Combat-related deaths in Syria and targeted murders in three other countries have made 2012 one of the deadliest years on record for journalists, according to a US-based group which promotes press freedom.
The Committee to Protect Journalists (CPJ)
says, as of mid-December, at least 67 journalists had been killed in direct relation to their work, a more than 40-percent rise from 2011. The group says another 30 deaths are under investigation.
The report, released Tuesday
, finds Syria's anti-government-related unrest resulted in the deaths of 28 journalists who were either killed in combat or targeted and killed by the government or opposition forces.

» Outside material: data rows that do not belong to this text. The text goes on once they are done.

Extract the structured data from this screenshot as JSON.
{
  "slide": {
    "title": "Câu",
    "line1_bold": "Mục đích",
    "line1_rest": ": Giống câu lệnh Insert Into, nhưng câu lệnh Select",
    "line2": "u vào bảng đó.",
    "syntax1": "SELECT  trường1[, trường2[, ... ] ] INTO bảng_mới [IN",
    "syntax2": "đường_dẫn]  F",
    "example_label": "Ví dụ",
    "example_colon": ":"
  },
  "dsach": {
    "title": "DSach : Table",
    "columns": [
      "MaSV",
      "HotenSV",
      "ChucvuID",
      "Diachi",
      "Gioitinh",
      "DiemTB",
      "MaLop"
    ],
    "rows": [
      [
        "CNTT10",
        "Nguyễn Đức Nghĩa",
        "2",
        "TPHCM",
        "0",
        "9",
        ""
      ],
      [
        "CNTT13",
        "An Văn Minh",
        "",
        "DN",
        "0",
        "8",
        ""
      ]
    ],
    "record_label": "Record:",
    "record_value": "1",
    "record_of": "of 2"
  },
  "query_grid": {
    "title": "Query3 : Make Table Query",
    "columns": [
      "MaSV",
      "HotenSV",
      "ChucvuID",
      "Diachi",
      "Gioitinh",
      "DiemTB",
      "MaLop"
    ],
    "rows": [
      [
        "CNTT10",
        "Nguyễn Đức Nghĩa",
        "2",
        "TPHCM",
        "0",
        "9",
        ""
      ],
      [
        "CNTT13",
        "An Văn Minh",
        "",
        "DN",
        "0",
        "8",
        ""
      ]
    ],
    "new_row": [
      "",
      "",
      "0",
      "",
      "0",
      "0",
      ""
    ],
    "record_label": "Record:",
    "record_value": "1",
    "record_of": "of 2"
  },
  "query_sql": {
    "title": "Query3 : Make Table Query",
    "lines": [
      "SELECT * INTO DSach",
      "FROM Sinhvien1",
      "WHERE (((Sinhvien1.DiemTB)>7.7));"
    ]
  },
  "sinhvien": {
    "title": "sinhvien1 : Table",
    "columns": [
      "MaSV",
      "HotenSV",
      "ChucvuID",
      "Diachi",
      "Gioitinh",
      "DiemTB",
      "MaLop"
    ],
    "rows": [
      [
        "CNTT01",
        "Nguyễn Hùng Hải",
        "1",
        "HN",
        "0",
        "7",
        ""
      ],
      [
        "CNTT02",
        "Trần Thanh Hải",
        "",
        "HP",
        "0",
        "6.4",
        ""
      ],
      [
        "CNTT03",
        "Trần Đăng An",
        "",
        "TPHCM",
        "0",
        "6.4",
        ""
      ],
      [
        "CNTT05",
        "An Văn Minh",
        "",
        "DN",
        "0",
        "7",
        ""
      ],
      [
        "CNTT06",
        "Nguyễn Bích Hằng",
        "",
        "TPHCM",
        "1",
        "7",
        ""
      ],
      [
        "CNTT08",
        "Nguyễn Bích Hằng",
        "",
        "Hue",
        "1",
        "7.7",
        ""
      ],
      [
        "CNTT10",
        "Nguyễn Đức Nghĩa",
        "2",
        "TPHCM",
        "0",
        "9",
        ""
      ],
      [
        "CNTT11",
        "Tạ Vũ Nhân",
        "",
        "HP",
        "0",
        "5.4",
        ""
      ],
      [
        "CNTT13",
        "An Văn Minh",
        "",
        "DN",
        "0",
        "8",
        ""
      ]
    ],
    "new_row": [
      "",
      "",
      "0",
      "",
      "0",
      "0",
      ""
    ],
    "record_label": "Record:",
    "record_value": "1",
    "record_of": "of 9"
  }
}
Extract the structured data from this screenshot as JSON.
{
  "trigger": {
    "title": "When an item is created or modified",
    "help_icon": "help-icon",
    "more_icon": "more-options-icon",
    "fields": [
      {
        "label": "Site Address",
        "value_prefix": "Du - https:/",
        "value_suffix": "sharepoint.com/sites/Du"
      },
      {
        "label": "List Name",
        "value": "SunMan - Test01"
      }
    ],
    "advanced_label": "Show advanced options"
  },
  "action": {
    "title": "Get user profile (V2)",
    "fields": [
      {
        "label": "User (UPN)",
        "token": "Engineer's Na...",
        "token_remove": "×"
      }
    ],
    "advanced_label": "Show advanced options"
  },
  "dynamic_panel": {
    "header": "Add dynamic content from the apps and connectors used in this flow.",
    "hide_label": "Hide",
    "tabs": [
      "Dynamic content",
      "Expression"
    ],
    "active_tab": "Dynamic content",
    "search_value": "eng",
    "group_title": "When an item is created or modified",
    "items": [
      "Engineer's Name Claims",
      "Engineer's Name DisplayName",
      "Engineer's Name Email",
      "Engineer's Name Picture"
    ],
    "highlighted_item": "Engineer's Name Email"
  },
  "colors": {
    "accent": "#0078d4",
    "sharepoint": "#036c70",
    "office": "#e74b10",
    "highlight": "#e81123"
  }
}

CPJ says citizen journalists paid the ultimate price, with 13 killed while serving as sources for international news organizations.
Somalian journalist Abdisatar Dahir Sabriye died in a September 2012 suicide bomb attack at a Mogadishu cafe frequented by politicians and journalists.
Twelve journalists were reported murdered in Somalia. The report blames "weak and corrupt institutions" in the country for a lack of prosecutions in journalist murders over the past decade.
Pakistan also ranks high on the list with seven killings, four of them in Baluchistan. Journalists are routinely targeted in the country and killers often evade justice, according to the CPJ report.
Four journalists were killed in Brazil in direct relation to their work and, CPJ says "extraordinary violence" has been used to censor the press in Mexico. The group said it has confirmed one journalist death in the country but several others were under investigation.
There has been at least one journalist death in each of the following countries: Russia, Nigeria, Iran and the Philippines.
Researchers also say journalists working online accounted for about one-third of those killed this year, a significant rise from 2011.
In a separate report released earlier this month, the group said a record-high 232 journalists were in prisons this year. The group named Turkey, Iran and China as the worst offenders.